Native (gold) and non-native (brown) ranges of the Florida Applesnail.  (United States Geological Survey Nonindigenous Aquatic Species image)

…now look at the latest U.S.G.S. Nonindigenous Aquatic Species map showing the ranges (in brown) of established populations of non-native Chinese Mystery Snails…

Range (in brown) of established populations of non-native Chinese Mystery Snails.  (United States Geological Survey Nonindigenous Aquatic Species image)

…and now imagine that you’re a happy-go-lucky Limpkin working your way up the Atlantic Coastal Plain toward Pennsylvania and taking advantage of the abundance of food and sunshine that summer brings to the northern latitudes.  It’s a new frontier.  Introduced populations of Chinese Mystery Snails are like having a Waffle House serving escargot at every exit along the way!

Be sure to click the “Freshwater Snails” tab at the top of this page to learn more about the Chinese Mystery Snail and its arrival in the Lower Susquehanna River Watershed.  Once there, you’ll find some additional commentary about the Limpkin and the likelihood of Everglade Snail Kites taking advantage of the presence of Chinese Mystery Snails to wander north.  Be certain to check it out.

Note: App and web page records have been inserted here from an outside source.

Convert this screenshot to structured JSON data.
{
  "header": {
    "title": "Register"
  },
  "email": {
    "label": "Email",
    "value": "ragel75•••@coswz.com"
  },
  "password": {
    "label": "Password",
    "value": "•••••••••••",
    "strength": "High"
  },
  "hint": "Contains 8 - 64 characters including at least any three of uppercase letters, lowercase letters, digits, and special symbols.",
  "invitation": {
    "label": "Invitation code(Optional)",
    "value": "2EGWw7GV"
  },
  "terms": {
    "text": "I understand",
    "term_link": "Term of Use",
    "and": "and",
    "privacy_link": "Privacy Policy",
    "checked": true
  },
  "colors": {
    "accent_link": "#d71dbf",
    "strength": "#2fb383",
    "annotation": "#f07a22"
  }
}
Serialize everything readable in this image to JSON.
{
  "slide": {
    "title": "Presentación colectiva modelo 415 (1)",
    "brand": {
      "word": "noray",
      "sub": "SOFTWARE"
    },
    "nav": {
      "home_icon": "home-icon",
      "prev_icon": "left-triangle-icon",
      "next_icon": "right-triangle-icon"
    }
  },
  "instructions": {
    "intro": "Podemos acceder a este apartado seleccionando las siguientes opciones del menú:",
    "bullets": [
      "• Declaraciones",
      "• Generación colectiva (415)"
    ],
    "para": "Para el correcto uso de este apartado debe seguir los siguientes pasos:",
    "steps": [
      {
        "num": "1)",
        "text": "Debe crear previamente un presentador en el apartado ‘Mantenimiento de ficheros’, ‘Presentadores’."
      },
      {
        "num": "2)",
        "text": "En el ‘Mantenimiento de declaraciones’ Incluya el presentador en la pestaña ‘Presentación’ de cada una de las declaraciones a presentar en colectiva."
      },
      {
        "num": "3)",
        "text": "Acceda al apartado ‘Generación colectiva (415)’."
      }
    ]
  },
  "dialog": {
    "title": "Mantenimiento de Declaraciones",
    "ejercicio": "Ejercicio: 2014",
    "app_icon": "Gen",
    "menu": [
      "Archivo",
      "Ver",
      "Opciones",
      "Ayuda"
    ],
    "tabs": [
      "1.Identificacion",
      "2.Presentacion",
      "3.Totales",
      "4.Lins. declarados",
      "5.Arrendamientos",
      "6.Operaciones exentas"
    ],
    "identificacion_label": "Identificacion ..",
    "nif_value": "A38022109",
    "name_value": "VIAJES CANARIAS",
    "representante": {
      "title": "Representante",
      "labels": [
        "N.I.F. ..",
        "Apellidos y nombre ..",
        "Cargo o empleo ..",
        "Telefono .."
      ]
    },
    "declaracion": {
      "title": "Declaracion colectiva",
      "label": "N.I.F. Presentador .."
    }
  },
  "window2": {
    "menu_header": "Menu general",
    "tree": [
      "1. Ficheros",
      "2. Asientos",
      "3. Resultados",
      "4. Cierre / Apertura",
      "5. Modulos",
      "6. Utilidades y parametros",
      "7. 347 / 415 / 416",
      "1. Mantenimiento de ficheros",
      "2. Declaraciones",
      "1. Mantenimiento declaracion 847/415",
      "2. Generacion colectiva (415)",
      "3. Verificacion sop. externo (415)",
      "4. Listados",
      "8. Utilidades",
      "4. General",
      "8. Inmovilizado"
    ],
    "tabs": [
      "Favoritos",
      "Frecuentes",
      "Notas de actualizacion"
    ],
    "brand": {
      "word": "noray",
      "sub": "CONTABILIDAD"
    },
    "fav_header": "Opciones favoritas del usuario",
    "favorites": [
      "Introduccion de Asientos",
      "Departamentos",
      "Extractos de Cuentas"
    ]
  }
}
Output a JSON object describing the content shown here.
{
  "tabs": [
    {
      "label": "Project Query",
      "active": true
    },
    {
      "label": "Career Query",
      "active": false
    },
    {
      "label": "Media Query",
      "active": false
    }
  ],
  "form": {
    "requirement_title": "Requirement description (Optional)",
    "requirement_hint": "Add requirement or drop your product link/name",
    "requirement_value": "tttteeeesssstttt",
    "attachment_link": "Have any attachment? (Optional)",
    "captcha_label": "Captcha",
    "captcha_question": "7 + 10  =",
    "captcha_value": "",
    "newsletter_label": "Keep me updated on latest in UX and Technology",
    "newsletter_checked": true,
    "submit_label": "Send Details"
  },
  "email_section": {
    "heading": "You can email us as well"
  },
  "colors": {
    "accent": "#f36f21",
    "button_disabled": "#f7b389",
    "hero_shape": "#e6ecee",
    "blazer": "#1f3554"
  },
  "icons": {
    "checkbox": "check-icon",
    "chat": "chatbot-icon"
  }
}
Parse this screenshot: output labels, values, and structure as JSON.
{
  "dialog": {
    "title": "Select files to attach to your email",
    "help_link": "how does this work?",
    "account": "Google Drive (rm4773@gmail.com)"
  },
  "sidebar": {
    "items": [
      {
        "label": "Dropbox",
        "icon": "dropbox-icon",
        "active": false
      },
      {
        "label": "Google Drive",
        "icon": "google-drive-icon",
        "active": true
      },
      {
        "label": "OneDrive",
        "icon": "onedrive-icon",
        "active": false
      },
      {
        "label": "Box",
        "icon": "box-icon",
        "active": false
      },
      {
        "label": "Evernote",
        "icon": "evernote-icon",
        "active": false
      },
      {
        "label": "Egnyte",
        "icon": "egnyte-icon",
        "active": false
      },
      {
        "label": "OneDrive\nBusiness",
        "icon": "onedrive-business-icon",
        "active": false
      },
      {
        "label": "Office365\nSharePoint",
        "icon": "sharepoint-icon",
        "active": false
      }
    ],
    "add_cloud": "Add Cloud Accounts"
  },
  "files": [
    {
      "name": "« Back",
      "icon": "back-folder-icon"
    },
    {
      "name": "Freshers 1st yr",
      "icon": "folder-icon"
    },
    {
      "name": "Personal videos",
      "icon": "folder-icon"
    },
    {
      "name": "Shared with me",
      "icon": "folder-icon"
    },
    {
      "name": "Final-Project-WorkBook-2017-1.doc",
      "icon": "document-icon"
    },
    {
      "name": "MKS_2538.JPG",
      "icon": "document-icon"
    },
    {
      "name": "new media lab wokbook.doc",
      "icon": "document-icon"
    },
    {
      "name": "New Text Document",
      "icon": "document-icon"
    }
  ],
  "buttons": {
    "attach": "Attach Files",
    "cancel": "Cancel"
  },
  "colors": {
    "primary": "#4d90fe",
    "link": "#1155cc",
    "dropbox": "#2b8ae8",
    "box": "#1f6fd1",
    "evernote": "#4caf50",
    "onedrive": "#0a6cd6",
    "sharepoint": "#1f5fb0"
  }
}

Everglade Snail Kite
The endangered Everglade Snail Kite (Rostrhamus sociabilis plumbeus), a Florida Applesnail specialist, has survived in part due to its ability to adapt to eating the non-native Pomacea maculata applesnails which have become widespread in Florida following releases from aquaria.  The adaptation?…a larger body and bill for eating larger snails.  (National Park Service image)